▶ _Task description_
With nothing added or dropped, copy the data that follows exactly.

-- Data to process follows --

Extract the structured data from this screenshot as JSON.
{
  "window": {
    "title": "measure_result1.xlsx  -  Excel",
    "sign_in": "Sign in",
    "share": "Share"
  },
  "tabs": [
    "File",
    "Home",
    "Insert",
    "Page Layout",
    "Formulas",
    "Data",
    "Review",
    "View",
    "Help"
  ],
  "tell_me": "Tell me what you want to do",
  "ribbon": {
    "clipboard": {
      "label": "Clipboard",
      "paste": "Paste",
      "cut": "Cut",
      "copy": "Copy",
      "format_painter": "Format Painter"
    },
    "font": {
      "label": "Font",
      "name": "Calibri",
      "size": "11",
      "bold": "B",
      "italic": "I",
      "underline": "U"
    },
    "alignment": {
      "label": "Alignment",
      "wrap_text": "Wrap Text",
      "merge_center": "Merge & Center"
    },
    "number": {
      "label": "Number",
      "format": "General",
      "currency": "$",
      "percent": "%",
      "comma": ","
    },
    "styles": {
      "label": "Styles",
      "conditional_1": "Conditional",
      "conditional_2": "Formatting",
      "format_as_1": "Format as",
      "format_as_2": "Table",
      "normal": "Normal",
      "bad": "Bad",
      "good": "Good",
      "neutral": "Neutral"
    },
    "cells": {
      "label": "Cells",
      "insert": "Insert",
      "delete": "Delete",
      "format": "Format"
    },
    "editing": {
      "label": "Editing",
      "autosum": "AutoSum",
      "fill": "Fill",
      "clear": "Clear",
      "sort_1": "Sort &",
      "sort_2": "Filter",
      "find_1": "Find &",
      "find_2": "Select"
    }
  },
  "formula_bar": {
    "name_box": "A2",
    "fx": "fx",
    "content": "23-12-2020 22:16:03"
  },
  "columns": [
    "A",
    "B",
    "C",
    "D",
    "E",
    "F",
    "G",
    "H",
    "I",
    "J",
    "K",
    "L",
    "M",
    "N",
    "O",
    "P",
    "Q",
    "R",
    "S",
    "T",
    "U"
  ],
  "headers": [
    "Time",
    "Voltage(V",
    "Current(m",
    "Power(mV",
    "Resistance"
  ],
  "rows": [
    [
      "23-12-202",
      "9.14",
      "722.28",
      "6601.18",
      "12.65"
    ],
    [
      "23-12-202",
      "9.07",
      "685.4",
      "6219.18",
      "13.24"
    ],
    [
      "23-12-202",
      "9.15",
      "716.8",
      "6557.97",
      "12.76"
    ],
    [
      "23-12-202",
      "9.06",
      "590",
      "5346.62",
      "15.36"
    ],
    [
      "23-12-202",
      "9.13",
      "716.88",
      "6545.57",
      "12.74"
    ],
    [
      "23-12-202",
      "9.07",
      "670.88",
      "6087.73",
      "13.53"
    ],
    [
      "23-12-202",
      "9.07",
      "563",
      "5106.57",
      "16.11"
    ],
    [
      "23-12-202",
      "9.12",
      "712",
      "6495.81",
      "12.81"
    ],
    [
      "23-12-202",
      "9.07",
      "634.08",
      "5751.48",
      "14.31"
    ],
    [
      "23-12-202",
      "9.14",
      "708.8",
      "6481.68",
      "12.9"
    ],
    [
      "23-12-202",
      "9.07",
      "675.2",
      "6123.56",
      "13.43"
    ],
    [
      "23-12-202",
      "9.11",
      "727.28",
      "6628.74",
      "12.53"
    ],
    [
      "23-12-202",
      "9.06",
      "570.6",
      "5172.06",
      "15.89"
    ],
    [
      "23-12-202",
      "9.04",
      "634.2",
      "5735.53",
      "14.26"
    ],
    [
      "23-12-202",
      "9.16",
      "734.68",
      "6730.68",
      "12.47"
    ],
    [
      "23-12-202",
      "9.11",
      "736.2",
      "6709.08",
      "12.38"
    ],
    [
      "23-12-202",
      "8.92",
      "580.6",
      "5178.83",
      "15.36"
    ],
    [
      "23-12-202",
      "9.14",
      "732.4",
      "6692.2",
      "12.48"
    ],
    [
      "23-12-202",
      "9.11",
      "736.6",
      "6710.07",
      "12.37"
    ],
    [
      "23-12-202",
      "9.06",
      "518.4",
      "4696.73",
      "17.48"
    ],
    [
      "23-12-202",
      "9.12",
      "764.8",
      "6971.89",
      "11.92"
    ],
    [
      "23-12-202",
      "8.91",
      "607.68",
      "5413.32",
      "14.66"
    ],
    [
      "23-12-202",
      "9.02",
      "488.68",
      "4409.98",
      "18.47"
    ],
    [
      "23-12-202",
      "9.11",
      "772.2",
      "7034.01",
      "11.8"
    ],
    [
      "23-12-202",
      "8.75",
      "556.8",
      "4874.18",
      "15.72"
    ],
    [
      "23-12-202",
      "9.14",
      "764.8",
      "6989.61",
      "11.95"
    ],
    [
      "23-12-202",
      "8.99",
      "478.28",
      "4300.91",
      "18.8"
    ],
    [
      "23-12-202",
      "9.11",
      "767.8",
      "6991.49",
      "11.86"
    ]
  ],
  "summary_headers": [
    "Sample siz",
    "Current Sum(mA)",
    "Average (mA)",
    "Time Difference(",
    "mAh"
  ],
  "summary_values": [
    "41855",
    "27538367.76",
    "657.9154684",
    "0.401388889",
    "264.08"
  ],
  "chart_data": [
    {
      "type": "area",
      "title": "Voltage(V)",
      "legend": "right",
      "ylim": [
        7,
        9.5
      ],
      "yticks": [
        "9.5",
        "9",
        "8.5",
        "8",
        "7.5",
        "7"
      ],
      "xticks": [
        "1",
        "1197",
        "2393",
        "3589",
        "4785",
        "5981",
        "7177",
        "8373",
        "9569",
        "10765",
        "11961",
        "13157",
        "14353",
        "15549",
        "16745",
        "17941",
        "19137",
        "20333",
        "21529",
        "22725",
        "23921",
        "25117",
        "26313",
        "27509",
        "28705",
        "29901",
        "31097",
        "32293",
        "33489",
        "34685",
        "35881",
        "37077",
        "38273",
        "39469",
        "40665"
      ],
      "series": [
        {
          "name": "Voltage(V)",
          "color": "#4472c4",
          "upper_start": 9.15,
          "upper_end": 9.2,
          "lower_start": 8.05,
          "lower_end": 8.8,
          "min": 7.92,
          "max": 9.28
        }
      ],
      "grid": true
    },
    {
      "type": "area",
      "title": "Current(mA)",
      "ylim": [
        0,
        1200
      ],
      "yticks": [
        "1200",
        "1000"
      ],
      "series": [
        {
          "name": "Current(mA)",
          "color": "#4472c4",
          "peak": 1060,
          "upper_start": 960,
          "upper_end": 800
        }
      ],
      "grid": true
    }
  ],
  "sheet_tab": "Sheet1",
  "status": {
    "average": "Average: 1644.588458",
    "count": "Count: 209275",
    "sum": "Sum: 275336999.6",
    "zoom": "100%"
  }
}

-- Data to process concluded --

▶ _Response to this task_
Extract the structured data from this screenshot as JSON.
{
  "window": {
    "title": "measure_result1.xlsx  -  Excel",
    "sign_in": "Sign in",
    "share": "Share"
  },
  "tabs": [
    "File",
    "Home",
    "Insert",
    "Page Layout",
    "Formulas",
    "Data",
    "Review",
    "View",
    "Help"
  ],
  "tell_me": "Tell me what you want to do",
  "ribbon": {
    "clipboard": {
      "label": "Clipboard",
      "paste": "Paste",
      "cut": "Cut",
      "copy": "Copy",
      "format_painter": "Format Painter"
    },
    "font": {
      "label": "Font",
      "name": "Calibri",
      "size": "11",
      "bold": "B",
      "italic": "I",
      "underline": "U"
    },
    "alignment": {
      "label": "Alignment",
      "wrap_text": "Wrap Text",
      "merge_center": "Merge & Center"
    },
    "number": {
      "label": "Number",
      "format": "General",
      "currency": "$",
      "percent": "%",
      "comma": ","
    },
    "styles": {
      "label": "Styles",
      "conditional_1": "Conditional",
      "conditional_2": "Formatting",
      "format_as_1": "Format as",
      "format_as_2": "Table",
      "normal": "Normal",
      "bad": "Bad",
      "good": "Good",
      "neutral": "Neutral"
    },
    "cells": {
      "label": "Cells",
      "insert": "Insert",
      "delete": "Delete",
      "format": "Format"
    },
    "editing": {
      "label": "Editing",
      "autosum": "AutoSum",
      "fill": "Fill",
      "clear": "Clear",
      "sort_1": "Sort &",
      "sort_2": "Filter",
      "find_1": "Find &",
      "find_2": "Select"
    }
  },
  "formula_bar": {
    "name_box": "A2",
    "fx": "fx",
    "content": "23-12-2020 22:16:03"
  },
  "columns": [
    "A",
    "B",
    "C",
    "D",
    "E",
    "F",
    "G",
    "H",
    "I",
    "J",
    "K",
    "L",
    "M",
    "N",
    "O",
    "P",
    "Q",
    "R",
    "S",
    "T",
    "U"
  ],
  "headers": [
    "Time",
    "Voltage(V",
    "Current(m",
    "Power(mV",
    "Resistance"
  ],
  "rows": [
    [
      "23-12-202",
      "9.14",
      "722.28",
      "6601.18",
      "12.65"
    ],
    [
      "23-12-202",
      "9.07",
      "685.4",
      "6219.18",
      "13.24"
    ],
    [
      "23-12-202",
      "9.15",
      "716.8",
      "6557.97",
      "12.76"
    ],
    [
      "23-12-202",
      "9.06",
      "590",
      "5346.62",
      "15.36"
    ],
    [
      "23-12-202",
      "9.13",
      "716.88",
      "6545.57",
      "12.74"
    ],
    [
      "23-12-202",
      "9.07",
      "670.88",
      "6087.73",
      "13.53"
    ],
    [
      "23-12-202",
      "9.07",
      "563",
      "5106.57",
      "16.11"
    ],
    [
      "23-12-202",
      "9.12",
      "712",
      "6495.81",
      "12.81"
    ],
    [
      "23-12-202",
      "9.07",
      "634.08",
      "5751.48",
      "14.31"
    ],
    [
      "23-12-202",
      "9.14",
      "708.8",
      "6481.68",
      "12.9"
    ],
    [
      "23-12-202",
      "9.07",
      "675.2",
      "6123.56",
      "13.43"
    ],
    [
      "23-12-202",
      "9.11",
      "727.28",
      "6628.74",
      "12.53"
    ],
    [
      "23-12-202",
      "9.06",
      "570.6",
      "5172.06",
      "15.89"
    ],
    [
      "23-12-202",
      "9.04",
      "634.2",
      "5735.53",
      "14.26"
    ],
    [
      "23-12-202",
      "9.16",
      "734.68",
      "6730.68",
      "12.47"
    ],
    [
      "23-12-202",
      "9.11",
      "736.2",
      "6709.08",
      "12.38"
    ],
    [
      "23-12-202",
      "8.92",
      "580.6",
      "5178.83",
      "15.36"
    ],
    [
      "23-12-202",
      "9.14",
      "732.4",
      "6692.2",
      "12.48"
    ],
    [
      "23-12-202",
      "9.11",
      "736.6",
      "6710.07",
      "12.37"
    ],
    [
      "23-12-202",
      "9.06",
      "518.4",
      "4696.73",
      "17.48"
    ],
    [
      "23-12-202",
      "9.12",
      "764.8",
      "6971.89",
      "11.92"
    ],
    [
      "23-12-202",
      "8.91",
      "607.68",
      "5413.32",
      "14.66"
    ],
    [
      "23-12-202",
      "9.02",
      "488.68",
      "4409.98",
      "18.47"
    ],
    [
      "23-12-202",
      "9.11",
      "772.2",
      "7034.01",
      "11.8"
    ],
    [
      "23-12-202",
      "8.75",
      "556.8",
      "4874.18",
      "15.72"
    ],
    [
      "23-12-202",
      "9.14",
      "764.8",
      "6989.61",
      "11.95"
    ],
    [
      "23-12-202",
      "8.99",
      "478.28",
      "4300.91",
      "18.8"
    ],
    [
      "23-12-202",
      "9.11",
      "767.8",
      "6991.49",
      "11.86"
    ]
  ],
  "summary_headers": [
    "Sample siz",
    "Current Sum(mA)",
    "Average (mA)",
    "Time Difference(",
    "mAh"
  ],
  "summary_values": [
    "41855",
    "27538367.76",
    "657.9154684",
    "0.401388889",
    "264.08"
  ],
  "chart_data": [
    {
      "type": "area",
      "title": "Voltage(V)",
      "legend": "right",
      "ylim": [
        7,
        9.5
      ],
      "yticks": [
        "9.5",
        "9",
        "8.5",
        "8",
        "7.5",
        "7"
      ],
      "xticks": [
        "1",
        "1197",
        "2393",
        "3589",
        "4785",
        "5981",
        "7177",
        "8373",
        "9569",
        "10765",
        "11961",
        "13157",
        "14353",
        "15549",
        "16745",
        "17941",
        "19137",
        "20333",
        "21529",
        "22725",
        "23921",
        "25117",
        "26313",
        "27509",
        "28705",
        "29901",
        "31097",
        "32293",
        "33489",
        "34685",
        "35881",
        "37077",
        "38273",
        "39469",
        "40665"
      ],
      "series": [
        {
          "name": "Voltage(V)",
          "color": "#4472c4",
          "upper_start": 9.15,
          "upper_end": 9.2,
          "lower_start": 8.05,
          "lower_end": 8.8,
          "min": 7.92,
          "max": 9.28
        }
      ],
      "grid": true
    },
    {
      "type": "area",
      "title": "Current(mA)",
      "ylim": [
        0,
        1200
      ],
      "yticks": [
        "1200",
        "1000"
      ],
      "series": [
        {
          "name": "Current(mA)",
          "color": "#4472c4",
          "peak": 1060,
          "upper_start": 960,
          "upper_end": 800
        }
      ],
      "grid": true
    }
  ],
  "sheet_tab": "Sheet1",
  "status": {
    "average": "Average: 1644.588458",
    "count": "Count: 209275",
    "sum": "Sum: 275336999.6",
    "zoom": "100%"
  }
}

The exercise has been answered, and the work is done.